■ **Exercise aim**
The word "icon" occurs in some lines of the listing. Copy those lines.

■ **Provided records**
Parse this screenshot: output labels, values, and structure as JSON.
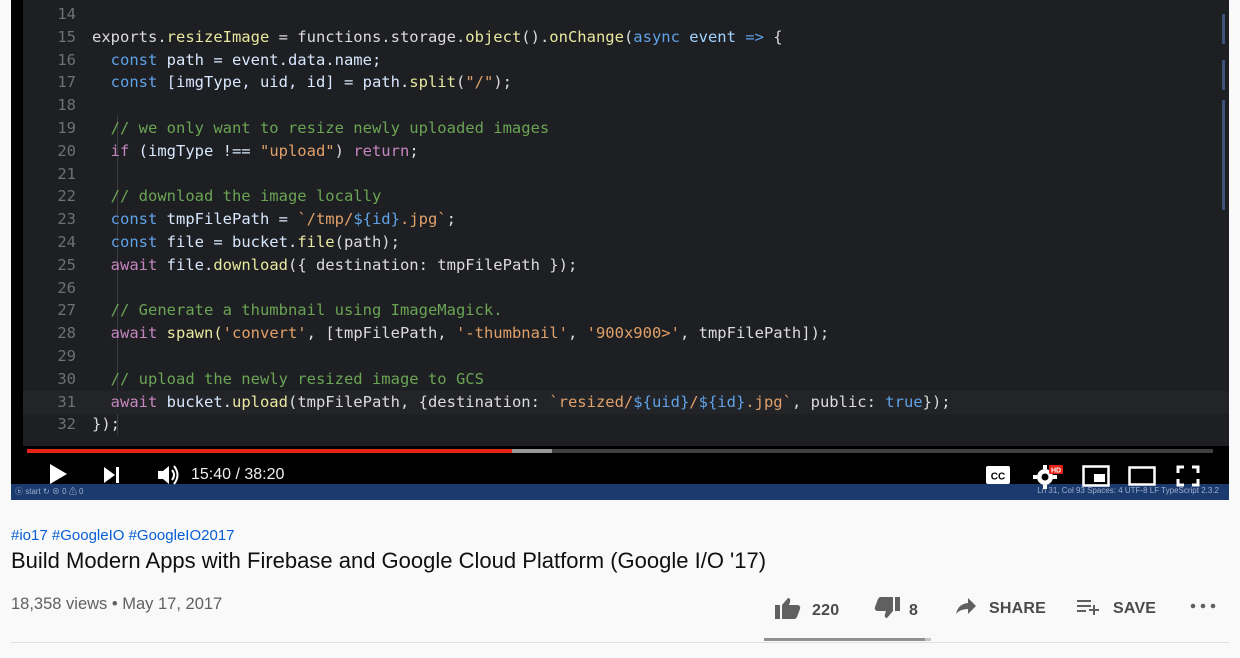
{
  "player": {
    "time": "15:40 / 38:20",
    "progress": {
      "played_fraction": 0.4087,
      "buffered_fraction": 0.4425
    },
    "status_bar": {
      "left": "ⓑ start  ↻  ⊗ 0 ⚠ 0",
      "right": "Ln 31, Col 93   Spaces: 4   UTF-8   LF   TypeScript  2.3.2"
    },
    "code_lines": [
      {
        "n": "14",
        "segs": []
      },
      {
        "n": "15",
        "segs": [
          [
            "exports.",
            "#dcdcdc"
          ],
          [
            "resizeImage",
            "#e8e8a0"
          ],
          [
            " = functions.storage.",
            "#dcdcdc"
          ],
          [
            "object",
            "#e8e8a0"
          ],
          [
            "().",
            "#dcdcdc"
          ],
          [
            "onChange",
            "#e8e8a0"
          ],
          [
            "(",
            "#dcdcdc"
          ],
          [
            "async",
            "#5ea2e8"
          ],
          [
            " event ",
            "#9fd3ff"
          ],
          [
            "=>",
            "#5ea2e8"
          ],
          [
            " {",
            "#dcdcdc"
          ]
        ]
      },
      {
        "n": "16",
        "segs": [
          [
            "  const",
            "#5ea2e8"
          ],
          [
            " path = event.data.name;",
            "#d8e8ff"
          ]
        ]
      },
      {
        "n": "17",
        "segs": [
          [
            "  const",
            "#5ea2e8"
          ],
          [
            " [imgType, uid, id] = path.",
            "#d8e8ff"
          ],
          [
            "split",
            "#e8e8a0"
          ],
          [
            "(",
            "#dcdcdc"
          ],
          [
            "\"/\"",
            "#e0a06a"
          ],
          [
            ");",
            "#dcdcdc"
          ]
        ]
      },
      {
        "n": "18",
        "segs": []
      },
      {
        "n": "19",
        "segs": [
          [
            "  // we only want to resize newly uploaded images",
            "#6aa454"
          ]
        ]
      },
      {
        "n": "20",
        "segs": [
          [
            "  if",
            "#c586c0"
          ],
          [
            " (imgType !== ",
            "#d8e8ff"
          ],
          [
            "\"upload\"",
            "#e0a06a"
          ],
          [
            ") ",
            "#dcdcdc"
          ],
          [
            "return",
            "#c586c0"
          ],
          [
            ";",
            "#dcdcdc"
          ]
        ]
      },
      {
        "n": "21",
        "segs": []
      },
      {
        "n": "22",
        "segs": [
          [
            "  // download the image locally",
            "#6aa454"
          ]
        ]
      },
      {
        "n": "23",
        "segs": [
          [
            "  const",
            "#5ea2e8"
          ],
          [
            " tmpFilePath = ",
            "#d8e8ff"
          ],
          [
            "`/tmp/",
            "#e0a06a"
          ],
          [
            "${id}",
            "#5ea2e8"
          ],
          [
            ".jpg`",
            "#e0a06a"
          ],
          [
            ";",
            "#dcdcdc"
          ]
        ]
      },
      {
        "n": "24",
        "segs": [
          [
            "  const",
            "#5ea2e8"
          ],
          [
            " file = bucket.",
            "#d8e8ff"
          ],
          [
            "file",
            "#e8e8a0"
          ],
          [
            "(path);",
            "#dcdcdc"
          ]
        ]
      },
      {
        "n": "25",
        "segs": [
          [
            "  await",
            "#c586c0"
          ],
          [
            " file.",
            "#d8e8ff"
          ],
          [
            "download",
            "#e8e8a0"
          ],
          [
            "({ destination: tmpFilePath });",
            "#dcdcdc"
          ]
        ]
      },
      {
        "n": "26",
        "segs": []
      },
      {
        "n": "27",
        "segs": [
          [
            "  // Generate a thumbnail using ImageMagick.",
            "#6aa454"
          ]
        ]
      },
      {
        "n": "28",
        "segs": [
          [
            "  await",
            "#c586c0"
          ],
          [
            " spawn(",
            "#e8e8a0"
          ],
          [
            "'convert'",
            "#e0a06a"
          ],
          [
            ", [tmpFilePath, ",
            "#dcdcdc"
          ],
          [
            "'-thumbnail'",
            "#e0a06a"
          ],
          [
            ", ",
            "#dcdcdc"
          ],
          [
            "'900x900>'",
            "#e0a06a"
          ],
          [
            ", tmpFilePath]);",
            "#dcdcdc"
          ]
        ]
      },
      {
        "n": "29",
        "segs": []
      },
      {
        "n": "30",
        "segs": [
          [
            "  // upload the newly resized image to GCS",
            "#6aa454"
          ]
        ]
      },
      {
        "n": "31",
        "segs": [
          [
            "  await",
            "#c586c0"
          ],
          [
            " bucket.",
            "#d8e8ff"
          ],
          [
            "upload",
            "#e8e8a0"
          ],
          [
            "(tmpFilePath, {destination: ",
            "#dcdcdc"
          ],
          [
            "`resized/",
            "#e0a06a"
          ],
          [
            "${uid}",
            "#5ea2e8"
          ],
          [
            "/",
            "#e0a06a"
          ],
          [
            "${id}",
            "#5ea2e8"
          ],
          [
            ".jpg`",
            "#e0a06a"
          ],
          [
            ", public: ",
            "#dcdcdc"
          ],
          [
            "true",
            "#5ea2e8"
          ],
          [
            "});",
            "#dcdcdc"
          ]
        ]
      },
      {
        "n": "32",
        "segs": [
          [
            "});",
            "#dcdcdc"
          ]
        ]
      }
    ],
    "controls": {
      "play_icon": "play-icon",
      "next_icon": "skip-next-icon",
      "volume_icon": "volume-icon",
      "cc_label": "CC",
      "hd_badge": "HD"
    }
  },
  "video": {
    "hashtags": "#io17 #GoogleIO #GoogleIO2017",
    "title": "Build Modern Apps with Firebase and Google Cloud Platform (Google I/O '17)",
    "views_date": "18,358 views • May 17, 2017",
    "likes": "220",
    "dislikes": "8",
    "share_label": "SHARE",
    "save_label": "SAVE",
    "like_ratio": 0.965
  },
  "colors": {
    "accent": "#e62117",
    "link": "#065fd4"
  }
}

■ **Solution to this task**
      "play_icon": "play-icon",
      "next_icon": "skip-next-icon",
      "volume_icon": "volume-icon",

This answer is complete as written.